It was only a few weeks ago that the corn was supposed to be knee high (though it was tall even then, more like waist high). Now it towers over us, tassels waving in the breeze.

There’s a smell to corn once it’s tasseled, and it’s a smell that reminds me of my childhood and of my college years and of my right now raising kids years. I grew up at a camp, and I always remember corn in the field nearby. Every year. Once or twice we went out in it, but never very far – I never needed horror stories – a field that big, lines of tall whispering corn, a brother or boy cousin to taunt me…I would much rather be on the dikes or tucking myself into a hidden passage.

In college, corn was a thing to be studied, to be documented, to be known. (I majored in ag ed for my undergrad years.) It symbolized agriculture, farming, rural life. Knowing how it was raised, what fertilizing program worked best, which livestock digested it in what ways – these were all things that I was out to know and to master.

After college, having given up on teaching high school students (perhaps more appropriately said, having given up on myself), I started working for one of the largest John Deere dealers in the nation. There, corn became something to be planted, to be grown, to be harvested. We were at its mercy (and the mercy of the weather), and I started hating it, little by little.

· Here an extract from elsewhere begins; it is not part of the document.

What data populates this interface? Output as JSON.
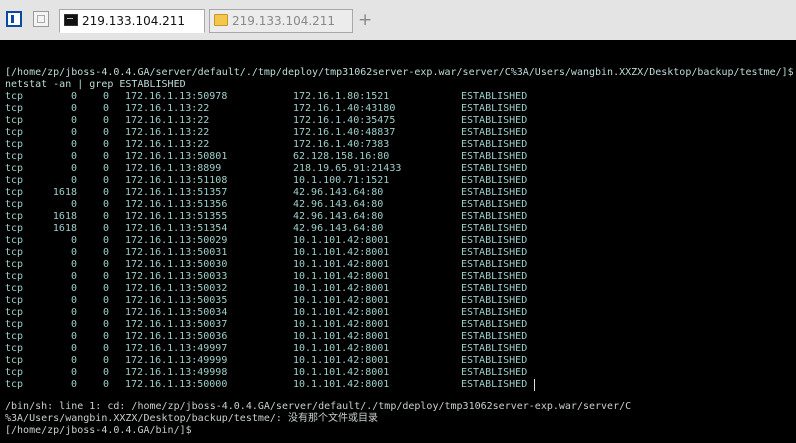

How did the corn crop do? Did the extra rain – or the lack of it – ruin it for the guys in the southern part of the state? While soybeans and wheat were also important, corn seemed to be the important crop. (I might have it all wrong. It might not really be the important crop. Maybe it just seemed more important than it was.)

And now, five years out from that job at the big green dealer, I find I am enjoying the corn. Somehow, the walls of green around me are comforting. They’re a benchmark of summer, the smell of my childhood memories, symbol of what I want out of life.

In the whisper of the tassels, I feel the pull of nature, the hug of God.